David Seal on 18th January, 2015 wrote:

George aged 20 was tried at Leicester Assizes on 26 March 1817 and was sentenced to transportation for life. He arrived in Sydney on 10 January 1818 on board the convict ship Ocean 2.  He was a native of Sheffield and his occupation was a tinman.  George was 5’3” tall with light brown hair and hazel eyes. 

February 5 1822 sees George living off stores and in bond to Robert Ames and residing in King Street, Sydney.  He is a tinman and brazier.

The 1828 Census shows George back in goal.  Ann is housekeeping at Kent Street Sydney for John Smith.  She has Henry Williams, Sarah and Eliza Taylor all lodging there while George Taylor Jr is in an Orphan School.

George and Ann both sought permission to marry.  Governor Richard Bourke, on 28 August 1832 wrote,

“this woman must be aware how dissolute a person Taylor is, and as she desires to marry him I do not see any reason to object, informing her however that he will not be allowed a ticket of exemption until he shows that he has become deserving of it by regular conduct as his present conduct” 

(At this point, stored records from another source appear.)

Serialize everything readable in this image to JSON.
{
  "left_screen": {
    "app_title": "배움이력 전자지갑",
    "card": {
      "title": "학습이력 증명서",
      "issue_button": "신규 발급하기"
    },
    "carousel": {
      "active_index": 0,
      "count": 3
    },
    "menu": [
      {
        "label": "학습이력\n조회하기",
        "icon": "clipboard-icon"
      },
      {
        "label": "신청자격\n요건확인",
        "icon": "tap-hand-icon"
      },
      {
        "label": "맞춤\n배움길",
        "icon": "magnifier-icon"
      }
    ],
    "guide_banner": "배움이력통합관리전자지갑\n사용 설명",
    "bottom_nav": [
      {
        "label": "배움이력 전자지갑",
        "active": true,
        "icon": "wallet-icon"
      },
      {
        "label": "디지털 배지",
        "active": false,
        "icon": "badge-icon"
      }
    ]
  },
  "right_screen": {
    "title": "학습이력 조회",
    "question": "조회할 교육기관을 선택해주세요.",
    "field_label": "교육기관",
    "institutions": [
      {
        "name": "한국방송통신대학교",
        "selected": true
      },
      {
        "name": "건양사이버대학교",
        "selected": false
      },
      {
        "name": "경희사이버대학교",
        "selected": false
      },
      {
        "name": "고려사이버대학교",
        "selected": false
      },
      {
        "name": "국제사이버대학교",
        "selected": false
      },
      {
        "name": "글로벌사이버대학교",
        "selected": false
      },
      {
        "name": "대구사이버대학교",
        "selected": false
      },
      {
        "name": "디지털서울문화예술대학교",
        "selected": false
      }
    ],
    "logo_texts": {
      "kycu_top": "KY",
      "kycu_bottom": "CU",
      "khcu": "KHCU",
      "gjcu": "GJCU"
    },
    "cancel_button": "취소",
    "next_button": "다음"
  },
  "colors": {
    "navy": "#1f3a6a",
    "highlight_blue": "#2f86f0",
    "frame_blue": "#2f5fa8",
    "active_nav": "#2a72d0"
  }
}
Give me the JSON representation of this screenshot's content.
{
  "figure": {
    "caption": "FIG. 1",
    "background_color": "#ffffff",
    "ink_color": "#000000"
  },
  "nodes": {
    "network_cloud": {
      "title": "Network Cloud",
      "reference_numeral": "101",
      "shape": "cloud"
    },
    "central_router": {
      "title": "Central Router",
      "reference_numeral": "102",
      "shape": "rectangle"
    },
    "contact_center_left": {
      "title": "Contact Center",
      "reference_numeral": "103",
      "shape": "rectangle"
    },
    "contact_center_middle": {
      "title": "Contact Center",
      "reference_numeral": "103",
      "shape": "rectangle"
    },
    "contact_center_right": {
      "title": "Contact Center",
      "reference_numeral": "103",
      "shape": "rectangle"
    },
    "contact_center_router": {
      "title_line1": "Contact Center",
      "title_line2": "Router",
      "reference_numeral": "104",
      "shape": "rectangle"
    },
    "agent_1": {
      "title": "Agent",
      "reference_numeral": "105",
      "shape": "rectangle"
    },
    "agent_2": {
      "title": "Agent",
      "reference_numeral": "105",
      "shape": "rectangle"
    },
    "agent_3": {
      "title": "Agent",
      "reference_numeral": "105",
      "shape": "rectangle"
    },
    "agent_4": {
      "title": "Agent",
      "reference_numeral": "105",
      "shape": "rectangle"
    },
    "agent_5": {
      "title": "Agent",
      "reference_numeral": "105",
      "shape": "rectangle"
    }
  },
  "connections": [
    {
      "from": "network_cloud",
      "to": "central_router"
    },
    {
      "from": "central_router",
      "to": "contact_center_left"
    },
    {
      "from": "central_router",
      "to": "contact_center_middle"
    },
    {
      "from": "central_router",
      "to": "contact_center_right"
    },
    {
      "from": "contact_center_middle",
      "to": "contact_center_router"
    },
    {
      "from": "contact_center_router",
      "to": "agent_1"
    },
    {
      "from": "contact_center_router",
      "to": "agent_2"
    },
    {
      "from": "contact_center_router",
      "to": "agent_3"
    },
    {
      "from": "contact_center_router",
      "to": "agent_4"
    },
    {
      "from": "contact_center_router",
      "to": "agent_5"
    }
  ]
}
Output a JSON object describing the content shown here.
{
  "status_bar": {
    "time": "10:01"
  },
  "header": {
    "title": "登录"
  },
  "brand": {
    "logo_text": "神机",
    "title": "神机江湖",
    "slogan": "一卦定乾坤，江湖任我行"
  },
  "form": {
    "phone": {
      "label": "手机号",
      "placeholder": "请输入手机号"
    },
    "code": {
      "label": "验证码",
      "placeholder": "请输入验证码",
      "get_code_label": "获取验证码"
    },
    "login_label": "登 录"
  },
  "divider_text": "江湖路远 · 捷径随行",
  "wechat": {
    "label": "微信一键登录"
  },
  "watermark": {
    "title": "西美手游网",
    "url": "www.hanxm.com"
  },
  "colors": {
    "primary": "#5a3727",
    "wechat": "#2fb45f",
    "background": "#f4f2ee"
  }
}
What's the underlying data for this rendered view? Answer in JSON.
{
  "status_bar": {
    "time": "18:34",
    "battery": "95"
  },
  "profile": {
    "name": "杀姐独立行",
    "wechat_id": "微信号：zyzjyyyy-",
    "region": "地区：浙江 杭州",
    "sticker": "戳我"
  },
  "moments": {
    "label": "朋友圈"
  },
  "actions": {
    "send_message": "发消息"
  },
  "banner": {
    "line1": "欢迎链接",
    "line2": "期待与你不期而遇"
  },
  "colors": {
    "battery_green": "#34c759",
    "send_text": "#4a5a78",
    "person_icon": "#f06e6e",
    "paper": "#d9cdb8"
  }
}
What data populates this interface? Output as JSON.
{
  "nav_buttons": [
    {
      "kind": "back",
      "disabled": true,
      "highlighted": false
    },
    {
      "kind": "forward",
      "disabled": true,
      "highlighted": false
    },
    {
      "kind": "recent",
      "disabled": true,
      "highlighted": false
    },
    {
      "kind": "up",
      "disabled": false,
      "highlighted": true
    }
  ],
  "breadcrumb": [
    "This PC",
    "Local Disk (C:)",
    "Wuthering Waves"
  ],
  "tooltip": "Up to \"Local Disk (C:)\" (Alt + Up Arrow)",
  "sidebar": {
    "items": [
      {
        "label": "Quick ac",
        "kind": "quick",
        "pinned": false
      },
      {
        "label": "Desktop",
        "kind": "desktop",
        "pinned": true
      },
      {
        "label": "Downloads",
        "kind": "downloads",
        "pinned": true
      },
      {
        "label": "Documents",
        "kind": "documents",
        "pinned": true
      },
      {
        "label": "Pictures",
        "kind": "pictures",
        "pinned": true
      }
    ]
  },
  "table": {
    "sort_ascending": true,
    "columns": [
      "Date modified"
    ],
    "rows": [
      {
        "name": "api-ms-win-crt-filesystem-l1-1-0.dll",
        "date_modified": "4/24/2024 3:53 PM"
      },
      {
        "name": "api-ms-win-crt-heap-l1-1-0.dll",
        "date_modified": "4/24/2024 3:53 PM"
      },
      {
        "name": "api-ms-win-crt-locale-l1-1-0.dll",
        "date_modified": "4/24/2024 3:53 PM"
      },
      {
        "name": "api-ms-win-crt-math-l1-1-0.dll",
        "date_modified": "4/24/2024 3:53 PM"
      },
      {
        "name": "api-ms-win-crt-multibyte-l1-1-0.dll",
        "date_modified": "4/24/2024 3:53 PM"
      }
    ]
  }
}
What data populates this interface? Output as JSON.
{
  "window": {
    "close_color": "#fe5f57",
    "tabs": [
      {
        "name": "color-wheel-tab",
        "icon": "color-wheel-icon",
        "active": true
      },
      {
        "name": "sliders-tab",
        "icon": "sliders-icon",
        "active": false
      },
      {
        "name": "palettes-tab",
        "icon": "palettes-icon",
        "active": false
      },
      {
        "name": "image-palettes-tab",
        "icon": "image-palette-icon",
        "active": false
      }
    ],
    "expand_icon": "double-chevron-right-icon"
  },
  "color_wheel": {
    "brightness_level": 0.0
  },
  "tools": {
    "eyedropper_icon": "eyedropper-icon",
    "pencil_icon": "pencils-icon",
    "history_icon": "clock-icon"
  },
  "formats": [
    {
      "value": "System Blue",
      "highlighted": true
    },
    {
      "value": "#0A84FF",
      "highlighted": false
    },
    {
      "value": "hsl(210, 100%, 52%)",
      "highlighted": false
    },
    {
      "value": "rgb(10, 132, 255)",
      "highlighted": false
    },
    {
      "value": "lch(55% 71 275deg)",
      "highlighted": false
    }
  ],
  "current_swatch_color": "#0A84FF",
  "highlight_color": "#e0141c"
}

Included with the response was a comprehensive list of George’s frequent disappearances and punishments for the period July 1823 to May 1832,

“punishments include, numerous lashings, days in solitary and days in irons, chain gang road party, days of bread and water, absent from barracks, suspicion of robbing Government, being drunk on the streets, being absent from Church muster, the lumber gang or other employment.  He was also punished for absconding and making use of very improper language.”

TAYLOR George 720 Box Hill, Parish Nelson, County Cumberland, District Windsor [X951] 71 2223 (1841 census)

George finally obtained his ticket of leave on 19 August 1846 and was allowed to remain in the Bathurst District, where in June 1852 he was pardoned.

V1867911 44B/1867 TAYLOR GEORGE AGE 70

BDM George Taylor death register.

Convict Changes History

David Seal on 18th January, 2015 made the following changes:

date of birth: 1797 (prev. 0000), gender: m

This record was discovered and printed on ConvictRecords.com.au